What were you doing on November 27, 2009?
It's probably hard to remember last week, let alone almost five years ago. Tiger Woods drove into a fire hydrant on November 27, 2009.
In the life of an athlete, five years is a monstrous length of time. There's still this wonderfully positive group of people who follow Tiger's every move and still believe in him. Don't waste your time talking about how he's done in one small tournament once a year that pumps you full of hope. Name the Saturday or Sunday round in a major after the fire hydrant that looked like Tiger before the fire hydrant.
Tiger Woods is not the same guy. No one would be the same person if they experienced the self-inflicted problems of Tiger Woods at the end of 2009. The problem is that guy drew great confidence from the life he was leading. That confidence is gone. He has nothing to draw from in recent history.
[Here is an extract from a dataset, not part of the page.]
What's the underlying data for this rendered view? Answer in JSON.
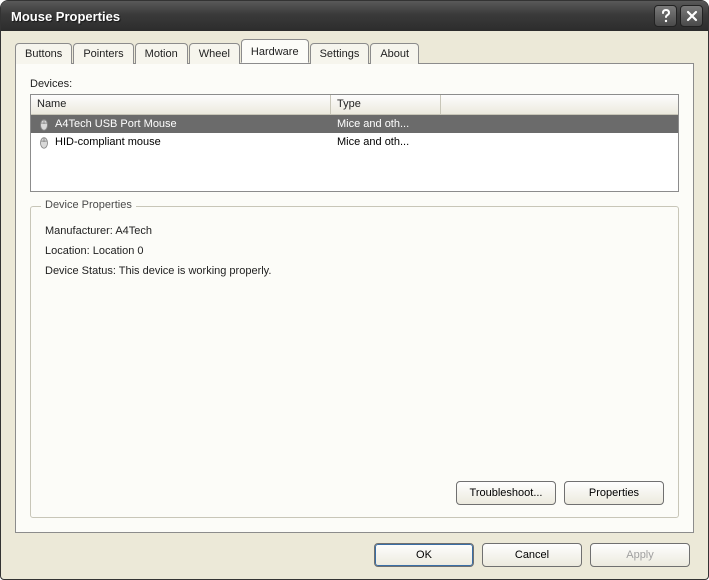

Look at how few golfers are repeat winners in a major. It's easy to know why. There's too many other good golfers. Tiger has "raised" an entire generation of young golfers to understand the focus it takes to be great. The new Tiger isn't confident enough to beat all of the new Tigers he's created. For years, Tiger's talent dominated the first three rounds and his confidence was a blockade against any other golfer's ability to catch him on a Sunday. Those days are gone.
He's a man who has never come back when trailing on Sunday. In 14 majors that ended with Tiger holding a trophy, none of them started that day with Tiger trailing. If he couldn't come back when he was at the height of his game, it's too far a leap to think he can do it for the first time now.
Five years is long enough to say Tiger Woods is one of the better golfers in the game right now who will never live up to the old Tiger Woods. There's a lot of good golfers in the PGA and the current Tiger sits with them. It's the old Tiger that is the legend.
Jack's 18 majors will never be surpassed.